Please give back each line below unchanged; none of the pictures should appear.

##### Available data #####

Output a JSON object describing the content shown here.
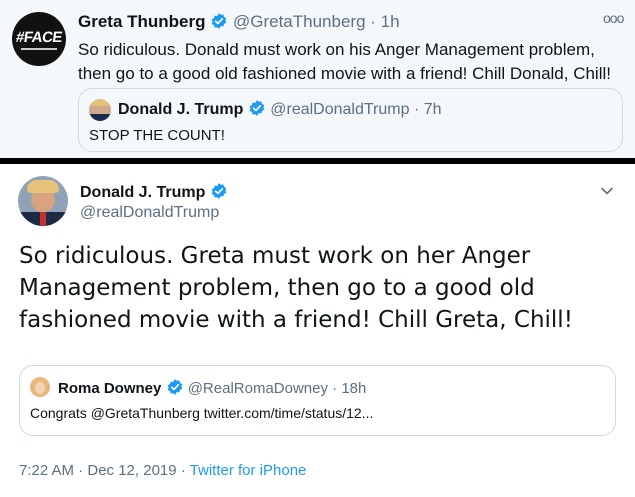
{
  "top_tweet": {
    "author_name": "Greta Thunberg",
    "author_handle": "@GretaThunberg",
    "time": "· 1h",
    "more_label": "ooo",
    "avatar_text": "#FACE",
    "text": "So ridiculous. Donald must work on his Anger Management problem, then go to a good old fashioned movie with a friend! Chill Donald, Chill!",
    "quoted": {
      "author_name": "Donald J. Trump",
      "author_handle": "@realDonaldTrump",
      "time": "· 7h",
      "text": "STOP THE COUNT!"
    }
  },
  "bottom_tweet": {
    "author_name": "Donald J. Trump",
    "author_handle": "@realDonaldTrump",
    "text": "So ridiculous. Greta must work on her Anger Management problem, then go to a good old fashioned movie with a friend! Chill Greta, Chill!",
    "quoted": {
      "author_name": "Roma Downey",
      "author_handle": "@RealRomaDowney",
      "time": "· 18h",
      "text": "Congrats @GretaThunberg twitter.com/time/status/12..."
    },
    "footer": {
      "timestamp": "7:22 AM · Dec 12, 2019 · ",
      "source": "Twitter for iPhone"
    }
  },
  "icons": {
    "verified": "verified-badge-icon",
    "more": "more-icon",
    "chevron": "chevron-down-icon"
  },
  "colors": {
    "verified_blue": "#1d9bf0",
    "secondary_text": "#5b7083",
    "top_background": "#f5f8fa"
  }
}
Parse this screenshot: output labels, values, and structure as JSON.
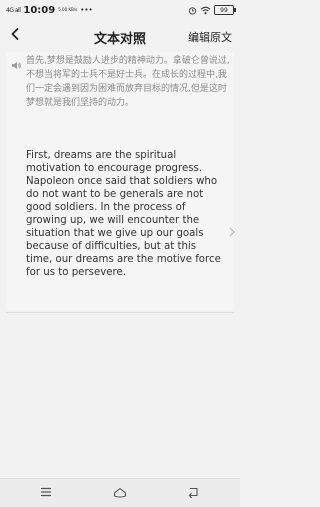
{
  "status_bar": {
    "signal": "4G all",
    "time": "10:09",
    "network_speed": "5.00 KB/s",
    "more": "•••",
    "battery": "99"
  },
  "header": {
    "back": "back-icon",
    "title": "文本对照",
    "edit_label": "编辑原文"
  },
  "content": {
    "source_text": "首先,梦想是鼓励人进步的精神动力。拿破仑曾说过,不想当将军的士兵不是好士兵。在成长的过程中,我们一定会遇到因为困难而放弃目标的情况,但是这时梦想就是我们坚持的动力。",
    "translated_text": "First, dreams are the spiritual motivation to encourage progress. Napoleon once said that soldiers who do not want to be generals are not good soldiers. In the process of growing up, we will encounter the situation that we give up our goals because of difficulties, but at this time, our dreams are the motive force for us to persevere."
  },
  "nav": {
    "menu": "menu-icon",
    "home": "home-icon",
    "back": "back-nav-icon"
  }
}
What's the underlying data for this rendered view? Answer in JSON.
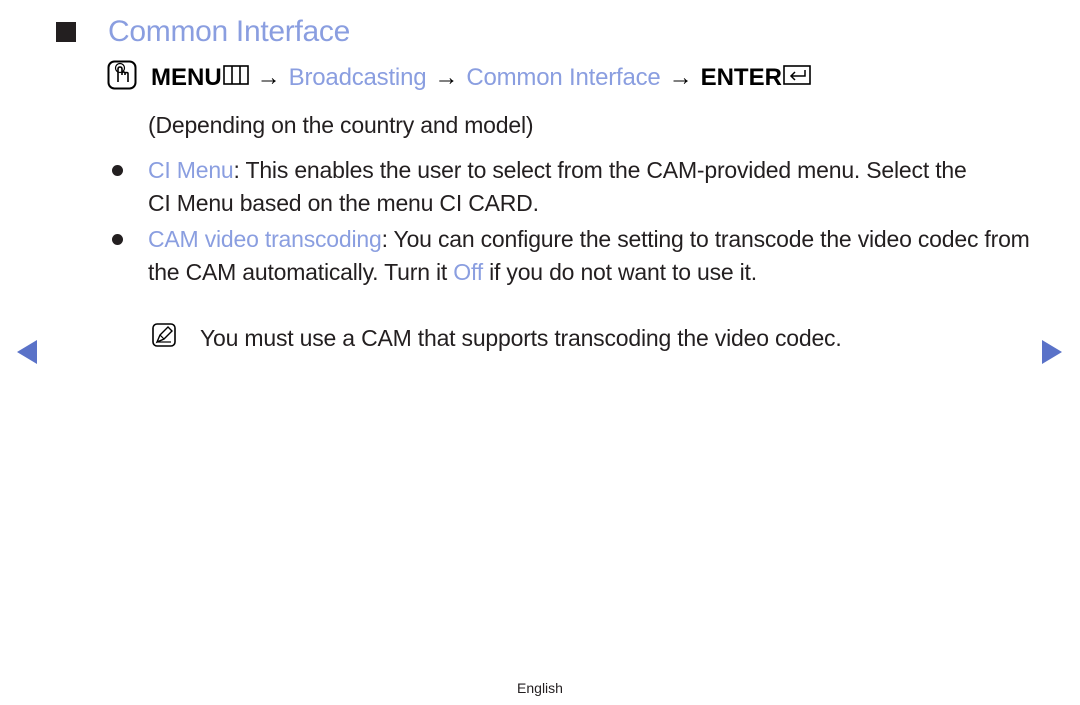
{
  "title": {
    "square_icon": "black-square-icon",
    "text": "Common Interface"
  },
  "menu_path": {
    "hand_icon": "hand-pointer-icon",
    "menu_label": "MENU",
    "menu_icon": "menu-grid-icon",
    "arrow": "→",
    "items": [
      "Broadcasting",
      "Common Interface"
    ],
    "enter_label": "ENTER",
    "enter_icon": "enter-return-icon"
  },
  "intro": "(Depending on the country and model)",
  "bullets": [
    {
      "term": "CI Menu",
      "text": ": This enables the user to select from the CAM-provided menu. Select the CI Menu based on the menu CI CARD."
    },
    {
      "term": "CAM video transcoding",
      "text_before": ": You can configure the setting to transcode the video codec from the CAM automatically. Turn it ",
      "highlight": "Off",
      "text_after": " if you do not want to use it."
    }
  ],
  "note": {
    "icon": "note-pencil-icon",
    "text": "You must use a CAM that supports transcoding the video codec."
  },
  "navigation": {
    "prev_icon": "previous-page-arrow-icon",
    "next_icon": "next-page-arrow-icon"
  },
  "footer": {
    "language": "English"
  },
  "colors": {
    "accent": "#8a9ee0",
    "nav_arrow": "#5a72c8",
    "text": "#231f20"
  }
}
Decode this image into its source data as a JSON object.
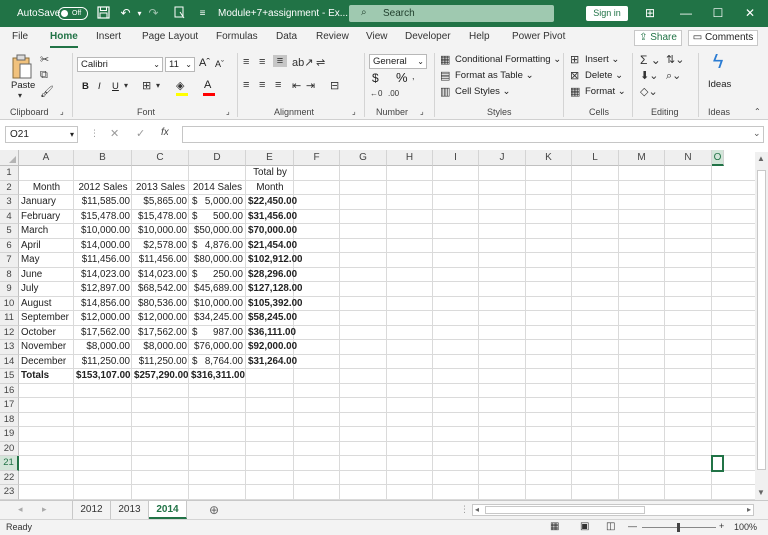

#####

## Answer below
Output a JSON object describing the content shown here.
{
  "top_tweet": {
    "author_name": "Greta Thunberg",
    "author_handle": "@GretaThunberg",
    "time": "· 1h",
    "more_label": "ooo",
    "avatar_text": "#FACE",
    "text": "So ridiculous. Donald must work on his Anger Management problem, then go to a good old fashioned movie with a friend! Chill Donald, Chill!",
    "quoted": {
      "author_name": "Donald J. Trump",
      "author_handle": "@realDonaldTrump",
      "time": "· 7h",
      "text": "STOP THE COUNT!"
    }
  },
  "bottom_tweet": {
    "author_name": "Donald J. Trump",
    "author_handle": "@realDonaldTrump",
    "text": "So ridiculous. Greta must work on her Anger Management problem, then go to a good old fashioned movie with a friend! Chill Greta, Chill!",
    "quoted": {
      "author_name": "Roma Downey",
      "author_handle": "@RealRomaDowney",
      "time": "· 18h",
      "text": "Congrats @GretaThunberg twitter.com/time/status/12..."
    },
    "footer": {
      "timestamp": "7:22 AM · Dec 12, 2019 · ",
      "source": "Twitter for iPhone"
    }
  },
  "icons": {
    "verified": "verified-badge-icon",
    "more": "more-icon",
    "chevron": "chevron-down-icon"
  },
  "colors": {
    "verified_blue": "#1d9bf0",
    "secondary_text": "#5b7083",
    "top_background": "#f5f8fa"
  }
}
Parse this screenshot: output labels, values, and structure as JSON.
{
  "status_bar": {
    "signal": "4G all",
    "time": "10:09",
    "network_speed": "5.00 KB/s",
    "more": "•••",
    "battery": "99"
  },
  "header": {
    "back": "back-icon",
    "title": "文本对照",
    "edit_label": "编辑原文"
  },
  "content": {
    "source_text": "首先,梦想是鼓励人进步的精神动力。拿破仑曾说过,不想当将军的士兵不是好士兵。在成长的过程中,我们一定会遇到因为困难而放弃目标的情况,但是这时梦想就是我们坚持的动力。",
    "translated_text": "First, dreams are the spiritual motivation to encourage progress. Napoleon once said that soldiers who do not want to be generals are not good soldiers. In the process of growing up, we will encounter the situation that we give up our goals because of difficulties, but at this time, our dreams are the motive force for us to persevere."
  },
  "nav": {
    "menu": "menu-icon",
    "home": "home-icon",
    "back": "back-nav-icon"
  }
}
What's the underlying data for this rendered view? Answer in JSON.
{
  "title": {
    "square_icon": "black-square-icon",
    "text": "Common Interface"
  },
  "menu_path": {
    "hand_icon": "hand-pointer-icon",
    "menu_label": "MENU",
    "menu_icon": "menu-grid-icon",
    "arrow": "→",
    "items": [
      "Broadcasting",
      "Common Interface"
    ],
    "enter_label": "ENTER",
    "enter_icon": "enter-return-icon"
  },
  "intro": "(Depending on the country and model)",
  "bullets": [
    {
      "term": "CI Menu",
      "text": ": This enables the user to select from the CAM-provided menu. Select the CI Menu based on the menu CI CARD."
    },
    {
      "term": "CAM video transcoding",
      "text_before": ": You can configure the setting to transcode the video codec from the CAM automatically. Turn it ",
      "highlight": "Off",
      "text_after": " if you do not want to use it."
    }
  ],
  "note": {
    "icon": "note-pencil-icon",
    "text": "You must use a CAM that supports transcoding the video codec."
  },
  "navigation": {
    "prev_icon": "previous-page-arrow-icon",
    "next_icon": "next-page-arrow-icon"
  },
  "footer": {
    "language": "English"
  },
  "colors": {
    "accent": "#8a9ee0",
    "nav_arrow": "#5a72c8",
    "text": "#231f20"
  }
}
Decode this image into its source data as a JSON object.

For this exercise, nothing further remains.